## About this task
Go through the data below and copy each line that includes "HERE".

-------- Records provided

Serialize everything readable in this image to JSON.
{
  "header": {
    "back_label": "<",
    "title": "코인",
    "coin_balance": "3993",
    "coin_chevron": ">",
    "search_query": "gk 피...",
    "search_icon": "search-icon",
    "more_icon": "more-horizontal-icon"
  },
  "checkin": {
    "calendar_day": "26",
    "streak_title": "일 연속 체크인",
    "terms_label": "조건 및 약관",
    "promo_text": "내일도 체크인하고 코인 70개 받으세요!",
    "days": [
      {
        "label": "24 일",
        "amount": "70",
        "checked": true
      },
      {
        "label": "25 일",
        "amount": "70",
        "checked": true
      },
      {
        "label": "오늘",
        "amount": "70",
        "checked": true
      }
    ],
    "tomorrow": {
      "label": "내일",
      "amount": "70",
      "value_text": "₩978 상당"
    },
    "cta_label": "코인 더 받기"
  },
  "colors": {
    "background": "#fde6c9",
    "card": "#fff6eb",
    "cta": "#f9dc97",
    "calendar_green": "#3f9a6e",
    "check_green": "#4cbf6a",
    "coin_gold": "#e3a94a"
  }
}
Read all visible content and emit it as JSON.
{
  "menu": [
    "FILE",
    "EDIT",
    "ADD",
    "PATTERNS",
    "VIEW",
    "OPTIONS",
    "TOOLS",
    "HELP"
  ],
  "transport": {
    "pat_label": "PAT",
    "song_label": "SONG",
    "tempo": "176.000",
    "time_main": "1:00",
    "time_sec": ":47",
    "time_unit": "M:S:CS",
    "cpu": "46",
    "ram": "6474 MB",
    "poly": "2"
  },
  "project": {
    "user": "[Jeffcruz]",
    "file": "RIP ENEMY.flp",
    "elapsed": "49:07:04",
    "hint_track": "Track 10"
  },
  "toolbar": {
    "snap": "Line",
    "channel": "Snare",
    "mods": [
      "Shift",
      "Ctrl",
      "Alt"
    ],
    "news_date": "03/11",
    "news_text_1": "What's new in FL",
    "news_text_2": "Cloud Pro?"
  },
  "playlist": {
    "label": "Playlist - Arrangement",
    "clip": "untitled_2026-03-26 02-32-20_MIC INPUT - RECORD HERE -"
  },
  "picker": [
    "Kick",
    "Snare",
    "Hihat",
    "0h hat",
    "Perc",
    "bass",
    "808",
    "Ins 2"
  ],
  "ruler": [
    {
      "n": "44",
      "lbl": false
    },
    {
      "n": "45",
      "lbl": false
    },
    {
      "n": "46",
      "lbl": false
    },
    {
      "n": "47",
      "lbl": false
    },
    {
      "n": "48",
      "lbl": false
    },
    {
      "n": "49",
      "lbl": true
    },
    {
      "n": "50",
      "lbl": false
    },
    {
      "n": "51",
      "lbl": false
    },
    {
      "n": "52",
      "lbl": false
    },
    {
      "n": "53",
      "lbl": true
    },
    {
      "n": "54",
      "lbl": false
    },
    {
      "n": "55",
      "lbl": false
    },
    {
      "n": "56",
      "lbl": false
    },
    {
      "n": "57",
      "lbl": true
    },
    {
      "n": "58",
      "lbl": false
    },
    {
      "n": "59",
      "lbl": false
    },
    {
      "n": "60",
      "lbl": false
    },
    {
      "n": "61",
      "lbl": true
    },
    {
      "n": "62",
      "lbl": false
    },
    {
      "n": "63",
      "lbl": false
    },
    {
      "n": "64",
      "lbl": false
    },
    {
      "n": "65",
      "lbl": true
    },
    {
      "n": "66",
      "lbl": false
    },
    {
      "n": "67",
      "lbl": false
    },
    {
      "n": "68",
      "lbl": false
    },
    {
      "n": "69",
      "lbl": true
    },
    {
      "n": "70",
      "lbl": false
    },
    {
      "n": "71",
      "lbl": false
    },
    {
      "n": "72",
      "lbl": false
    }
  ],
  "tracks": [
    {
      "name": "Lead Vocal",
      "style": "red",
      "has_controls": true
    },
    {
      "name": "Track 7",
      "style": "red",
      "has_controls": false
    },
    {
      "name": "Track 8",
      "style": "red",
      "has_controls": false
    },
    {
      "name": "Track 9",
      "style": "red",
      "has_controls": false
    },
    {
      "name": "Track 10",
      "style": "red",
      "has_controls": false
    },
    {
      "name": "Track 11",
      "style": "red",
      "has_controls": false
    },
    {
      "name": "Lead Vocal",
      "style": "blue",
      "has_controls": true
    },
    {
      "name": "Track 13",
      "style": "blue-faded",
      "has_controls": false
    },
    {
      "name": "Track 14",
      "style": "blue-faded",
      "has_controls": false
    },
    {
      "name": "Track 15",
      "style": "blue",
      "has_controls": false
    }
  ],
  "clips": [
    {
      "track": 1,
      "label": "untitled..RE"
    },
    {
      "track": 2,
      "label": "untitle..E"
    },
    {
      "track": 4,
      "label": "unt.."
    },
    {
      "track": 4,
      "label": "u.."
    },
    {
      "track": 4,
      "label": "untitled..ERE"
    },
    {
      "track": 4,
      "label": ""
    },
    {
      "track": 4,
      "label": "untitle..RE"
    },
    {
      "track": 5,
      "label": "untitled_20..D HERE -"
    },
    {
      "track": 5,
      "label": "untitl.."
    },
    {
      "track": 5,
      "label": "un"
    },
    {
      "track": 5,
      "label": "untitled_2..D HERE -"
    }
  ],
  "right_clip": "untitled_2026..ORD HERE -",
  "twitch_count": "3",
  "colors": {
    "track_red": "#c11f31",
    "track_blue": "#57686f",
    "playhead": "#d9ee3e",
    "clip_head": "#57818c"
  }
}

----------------

## Reply to the task
    "clip": "untitled_2026-03-26 02-32-20_MIC INPUT - RECORD HERE -"
      "label": "untitled_20..D HERE -"
      "label": "untitled_2..D HERE -"
  "right_clip": "untitled_2026..ORD HERE -",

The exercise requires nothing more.